Each year I pride myself on some of the in-class projects I do with my students. Some parents love me and some hate me. No one can work on a project at home. It must be done in class in front of me. This year I actually got applause when I told the parents at open house.
Many years ago, I taught at risk children and came to the conclusion that so many had no one at home to help them, it would be better to do most work in school. To my surprise, behavior problems decreased. I came to the conclusion, when I have the art station to hold over their head the work gets done. I took this to another level and said no one could take class work home to finish. If they do this, they lose twenty points.
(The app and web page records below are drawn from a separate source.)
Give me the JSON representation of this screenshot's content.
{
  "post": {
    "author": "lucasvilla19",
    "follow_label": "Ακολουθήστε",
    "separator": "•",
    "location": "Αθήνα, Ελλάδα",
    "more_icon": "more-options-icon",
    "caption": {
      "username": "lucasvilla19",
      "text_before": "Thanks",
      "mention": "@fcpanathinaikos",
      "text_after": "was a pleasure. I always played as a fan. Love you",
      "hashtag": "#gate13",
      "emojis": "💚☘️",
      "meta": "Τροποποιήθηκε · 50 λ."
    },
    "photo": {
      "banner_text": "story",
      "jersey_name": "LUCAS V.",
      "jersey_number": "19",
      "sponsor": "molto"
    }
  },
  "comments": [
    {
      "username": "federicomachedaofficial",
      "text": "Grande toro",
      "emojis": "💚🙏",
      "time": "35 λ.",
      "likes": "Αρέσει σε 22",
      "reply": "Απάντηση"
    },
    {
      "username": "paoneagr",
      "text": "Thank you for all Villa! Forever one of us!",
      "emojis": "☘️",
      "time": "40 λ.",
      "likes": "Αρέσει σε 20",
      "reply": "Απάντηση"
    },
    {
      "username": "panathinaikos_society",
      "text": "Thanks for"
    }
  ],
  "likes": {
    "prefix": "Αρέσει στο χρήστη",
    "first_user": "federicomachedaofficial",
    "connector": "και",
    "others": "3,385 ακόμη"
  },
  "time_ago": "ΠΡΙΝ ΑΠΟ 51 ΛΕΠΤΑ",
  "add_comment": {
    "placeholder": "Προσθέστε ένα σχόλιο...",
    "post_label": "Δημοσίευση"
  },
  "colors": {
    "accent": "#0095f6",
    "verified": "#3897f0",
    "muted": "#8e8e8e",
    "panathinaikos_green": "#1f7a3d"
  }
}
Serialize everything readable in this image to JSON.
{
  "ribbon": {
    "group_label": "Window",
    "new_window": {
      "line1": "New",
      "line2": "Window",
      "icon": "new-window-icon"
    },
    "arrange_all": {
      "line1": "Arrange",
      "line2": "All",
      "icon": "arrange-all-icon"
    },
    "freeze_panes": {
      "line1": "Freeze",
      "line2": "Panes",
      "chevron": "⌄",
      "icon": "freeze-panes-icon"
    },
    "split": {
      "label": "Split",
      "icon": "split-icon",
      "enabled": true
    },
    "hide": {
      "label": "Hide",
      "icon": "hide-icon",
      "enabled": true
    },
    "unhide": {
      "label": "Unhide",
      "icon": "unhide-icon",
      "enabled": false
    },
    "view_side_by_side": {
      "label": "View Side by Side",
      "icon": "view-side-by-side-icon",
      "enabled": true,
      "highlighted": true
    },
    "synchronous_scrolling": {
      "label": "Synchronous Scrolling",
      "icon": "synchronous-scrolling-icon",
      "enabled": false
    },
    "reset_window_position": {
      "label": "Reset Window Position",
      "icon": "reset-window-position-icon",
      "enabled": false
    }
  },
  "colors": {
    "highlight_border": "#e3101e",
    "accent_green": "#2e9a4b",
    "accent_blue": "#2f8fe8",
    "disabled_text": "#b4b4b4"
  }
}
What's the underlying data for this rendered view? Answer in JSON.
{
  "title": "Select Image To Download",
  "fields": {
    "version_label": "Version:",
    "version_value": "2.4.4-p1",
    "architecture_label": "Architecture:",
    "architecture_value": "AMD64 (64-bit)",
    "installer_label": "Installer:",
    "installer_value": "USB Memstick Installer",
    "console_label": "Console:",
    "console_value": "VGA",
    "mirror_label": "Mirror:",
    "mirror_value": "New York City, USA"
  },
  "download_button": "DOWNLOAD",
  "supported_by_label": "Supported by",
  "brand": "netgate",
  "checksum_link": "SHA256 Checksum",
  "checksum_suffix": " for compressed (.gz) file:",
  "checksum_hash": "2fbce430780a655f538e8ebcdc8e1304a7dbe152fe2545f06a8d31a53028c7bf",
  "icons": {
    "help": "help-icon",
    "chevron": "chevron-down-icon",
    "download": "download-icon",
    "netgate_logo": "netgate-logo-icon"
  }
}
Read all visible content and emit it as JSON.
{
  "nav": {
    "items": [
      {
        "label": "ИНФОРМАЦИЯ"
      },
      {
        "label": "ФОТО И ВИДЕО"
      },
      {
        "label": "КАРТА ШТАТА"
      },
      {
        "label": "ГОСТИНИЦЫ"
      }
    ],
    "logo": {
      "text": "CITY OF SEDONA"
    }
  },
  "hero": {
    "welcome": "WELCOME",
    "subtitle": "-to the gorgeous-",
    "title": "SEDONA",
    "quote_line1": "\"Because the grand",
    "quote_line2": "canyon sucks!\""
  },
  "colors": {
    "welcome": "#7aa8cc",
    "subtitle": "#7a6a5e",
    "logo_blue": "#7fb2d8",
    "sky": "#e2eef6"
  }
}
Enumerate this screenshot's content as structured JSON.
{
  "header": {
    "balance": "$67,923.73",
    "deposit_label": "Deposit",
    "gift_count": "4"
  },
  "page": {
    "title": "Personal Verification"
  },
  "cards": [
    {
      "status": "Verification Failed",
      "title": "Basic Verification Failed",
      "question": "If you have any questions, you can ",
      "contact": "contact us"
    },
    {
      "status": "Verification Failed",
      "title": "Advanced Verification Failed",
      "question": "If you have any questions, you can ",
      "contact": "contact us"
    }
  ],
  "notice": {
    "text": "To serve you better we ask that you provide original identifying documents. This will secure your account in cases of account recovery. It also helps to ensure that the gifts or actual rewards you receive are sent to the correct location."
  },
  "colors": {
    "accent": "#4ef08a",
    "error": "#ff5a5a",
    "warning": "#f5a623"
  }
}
I still use this plan and stand by my plan because it works. Each Friday the children who are on target with work can work on the unit art project. It is usually made with minimal supplies. The up side is Friday is a day when children who work at a slower pace can catch up. It is the day the kids make up missed work if they are absent too. The best part is the slackers have to sit in the room and do the work while the other children paint, Mummify Barbie dolls, make Greek vases or Roman Mosaics, marionettes. If I have a reward that goes with the contract like a Twilight Zone critical thinking lesson or a video, they have to leave the room, and do the work they did not do in the first place. I actually add back the points to improve their score. Eventually they get the message I may as well do it the first go round because I will have to do it anyway.
Since I developed the system twenty-three years ago, for the first time I am having major glitches. The first is class size. My mandated class of 22 is around 30 children. I do have two smaller gifted classes but since our school does class size by averages my other three are larger. This means I have not one inch of space. I have five more trap tables than previous years, so there is not an art station. Tools like hammers, nails, saws are too dangerous to have in a large class so no more building marionettes. I remember saying when the vote for a smaller class size was on a ballot they would give us smaller classrooms (square footage) and they did. They built our box without one closet or bookshelf for teacher’s stuff. It is a shame because the children lose out and feel slighted when I do the bigger projects with gifted only.
Next glitch, the swine flu, I have baskets of crayons, markers, colored pencils in back and access to scissors, stapler etc. With so many children out sick it is easy to see the problem is compounded with my projects. Our mornings start off with a wipe down of all tables, scissors, markers, stapler and other items shared by children. Today, I had to stop and tell the children it was time to bring in their own crayons, pencils and such. We had the talk about not lending pencils and pens. Next week is Red Ribbon Week and we may as well skip the lesson on Hugs not Drugs. This flu is scary.
Consequently, I see a difference in my students. So many are not completing work and this means they learn less and do poorly on tests. The third glitch, the fast pace of the focus calendar and the additional required worksheets they want us to cover. The poor kids have three times the homework. Every innovative course I have ever taken says worksheets are killers yet it is part of a mandate with frequent administrative visits with a check off list. I love my kids, I love to sit and color with them, I love to watch their wheels turn when they build or draw blueprints for a stage or research an historical figure and make the puppet. Those Freaky Fridays are my mental health days. I have a few ideas of how to “play the game” yet beat the system. Stay tune for next installment of the way we were to get an update.